iver, excepting the corps of Franklin and Fitz John Porter. About the middle of June, General McCalminy were under the direct command of General Fitz John Porter. Defensive preparations had been madg battle. When the right wing, under General Fitz John Porter, was engaged on the field of Gaines' the south bank of the river to the support of Porter's men. The battle lasted until nightfall and tf base from the Pamunkey to the James, leaving Porter and the Fifth Corps still on the left bank of tected with rails and knapsacks were erected. Porter had considerable artillery, but only a small ple (seated) and his staff, July 1, 1862. Fitz John Porter's Fifth Corps and Couch's division, Fourtthe occupation of Malvern Hill, which General Fitz John Porter's Corps was holding. Before the batt the historic mansion which did service as General Porter's headquarters, one of McClellan's most efng. Westover House: headquarters of General Fitz John Porter, Harrison's Landing Glendale or [1 more...]
The Photographic History of The Civil War: in ten volumes, Thousands of Scenes Photographed 1861-65, with Text by many Special Authorities, Volume 1: The Opening Battles. (ed. Francis Trevelyan Miller), Engagements of the Civil War with losses on both sides December, 1860-August, 1862 (search)

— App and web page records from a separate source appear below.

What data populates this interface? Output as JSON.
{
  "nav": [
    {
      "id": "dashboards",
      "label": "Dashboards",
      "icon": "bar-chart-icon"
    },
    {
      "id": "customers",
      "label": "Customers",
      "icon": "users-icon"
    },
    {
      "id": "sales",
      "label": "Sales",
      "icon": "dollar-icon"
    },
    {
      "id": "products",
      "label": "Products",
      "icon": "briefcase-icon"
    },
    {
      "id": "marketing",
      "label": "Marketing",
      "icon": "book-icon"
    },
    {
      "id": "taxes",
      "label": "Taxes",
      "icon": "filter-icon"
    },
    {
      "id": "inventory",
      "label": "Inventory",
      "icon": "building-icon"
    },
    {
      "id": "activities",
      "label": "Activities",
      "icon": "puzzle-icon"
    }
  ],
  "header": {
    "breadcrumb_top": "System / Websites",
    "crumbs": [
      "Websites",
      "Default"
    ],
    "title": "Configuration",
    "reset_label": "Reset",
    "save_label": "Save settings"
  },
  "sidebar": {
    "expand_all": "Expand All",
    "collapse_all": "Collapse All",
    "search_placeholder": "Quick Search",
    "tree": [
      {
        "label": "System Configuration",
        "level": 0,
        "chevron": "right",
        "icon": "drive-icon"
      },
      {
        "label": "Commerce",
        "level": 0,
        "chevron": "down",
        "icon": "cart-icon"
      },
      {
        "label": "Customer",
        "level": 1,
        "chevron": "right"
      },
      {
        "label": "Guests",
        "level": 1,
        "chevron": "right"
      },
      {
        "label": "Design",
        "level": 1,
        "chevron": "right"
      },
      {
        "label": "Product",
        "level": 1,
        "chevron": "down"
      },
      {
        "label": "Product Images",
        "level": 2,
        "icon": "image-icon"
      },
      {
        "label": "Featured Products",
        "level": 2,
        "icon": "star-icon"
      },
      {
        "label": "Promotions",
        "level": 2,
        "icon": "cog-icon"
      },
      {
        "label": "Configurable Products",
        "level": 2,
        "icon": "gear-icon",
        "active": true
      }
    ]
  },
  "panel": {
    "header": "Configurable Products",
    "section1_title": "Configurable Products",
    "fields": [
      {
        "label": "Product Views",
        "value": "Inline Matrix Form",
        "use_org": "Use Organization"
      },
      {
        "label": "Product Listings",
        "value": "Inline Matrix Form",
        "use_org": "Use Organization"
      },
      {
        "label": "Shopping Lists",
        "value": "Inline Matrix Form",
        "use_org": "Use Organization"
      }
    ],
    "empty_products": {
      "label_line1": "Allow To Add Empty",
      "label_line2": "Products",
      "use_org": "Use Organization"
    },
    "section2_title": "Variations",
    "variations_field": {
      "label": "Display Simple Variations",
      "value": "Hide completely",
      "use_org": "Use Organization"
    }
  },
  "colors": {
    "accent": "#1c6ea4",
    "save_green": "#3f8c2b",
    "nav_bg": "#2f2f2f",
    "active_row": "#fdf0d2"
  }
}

Union, 2d Mo., 11th Mo. Cav. Opponents, Porter's independent forces. Losses: Union 83 killed and wounded. Porter's loss, 23 killed. July 21, 1862: Hartsville road, near Gallatin, Tenn. Union, detachments 2d Ind., 4th, 5th Ky., 7th Pa. Cav. Confed., Morgan's Cav. Losses: Union 30 killed, 50 wounded, 75 captured. Confed. No record found. July 21, 1862: Nashville Bridge, Tenn. Union, 2d Ky. Confed., Forrest's Cav. Losses: Union 3 killed, 97 captured. Confed. No record found. July 25, 1862: Courtland Bridge and Trinity, Ala. Union, 10th Ky., 10th Ind., 31st Ohio. Confed., Armstrong's Cav. Losses: Union 2 killed, 16 wounded, 138 captured. Confed. 3 killed, 5 wounded. July 28, 1862: Moore's Mills, Mo. Union, 9th Mo., 3d Ia. Cav., 2d Mo. Cav., 3d Ind. Battery. Opponents, Porter's independent forces. Losses: Union 13 killed, 55 wounded. Porter's loss, 30 killed, 100 wounded. Map: Theatre of Virginia Campaign.